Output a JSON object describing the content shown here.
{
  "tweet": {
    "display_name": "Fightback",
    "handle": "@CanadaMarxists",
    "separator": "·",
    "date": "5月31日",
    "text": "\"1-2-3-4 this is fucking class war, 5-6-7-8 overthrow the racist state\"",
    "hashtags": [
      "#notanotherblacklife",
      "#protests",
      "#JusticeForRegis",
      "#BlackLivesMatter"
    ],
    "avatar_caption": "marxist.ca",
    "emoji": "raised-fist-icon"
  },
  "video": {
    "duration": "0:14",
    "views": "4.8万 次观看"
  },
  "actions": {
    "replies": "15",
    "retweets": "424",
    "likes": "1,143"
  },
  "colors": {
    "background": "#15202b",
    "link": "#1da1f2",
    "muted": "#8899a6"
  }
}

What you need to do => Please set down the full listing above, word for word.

Finished task =>
Output a JSON object describing the content shown here.
{
  "tweet": {
    "display_name": "Fightback",
    "handle": "@CanadaMarxists",
    "separator": "·",
    "date": "5月31日",
    "text": "\"1-2-3-4 this is fucking class war, 5-6-7-8 overthrow the racist state\"",
    "hashtags": [
      "#notanotherblacklife",
      "#protests",
      "#JusticeForRegis",
      "#BlackLivesMatter"
    ],
    "avatar_caption": "marxist.ca",
    "emoji": "raised-fist-icon"
  },
  "video": {
    "duration": "0:14",
    "views": "4.8万 次观看"
  },
  "actions": {
    "replies": "15",
    "retweets": "424",
    "likes": "1,143"
  },
  "colors": {
    "background": "#15202b",
    "link": "#1da1f2",
    "muted": "#8899a6"
  }
}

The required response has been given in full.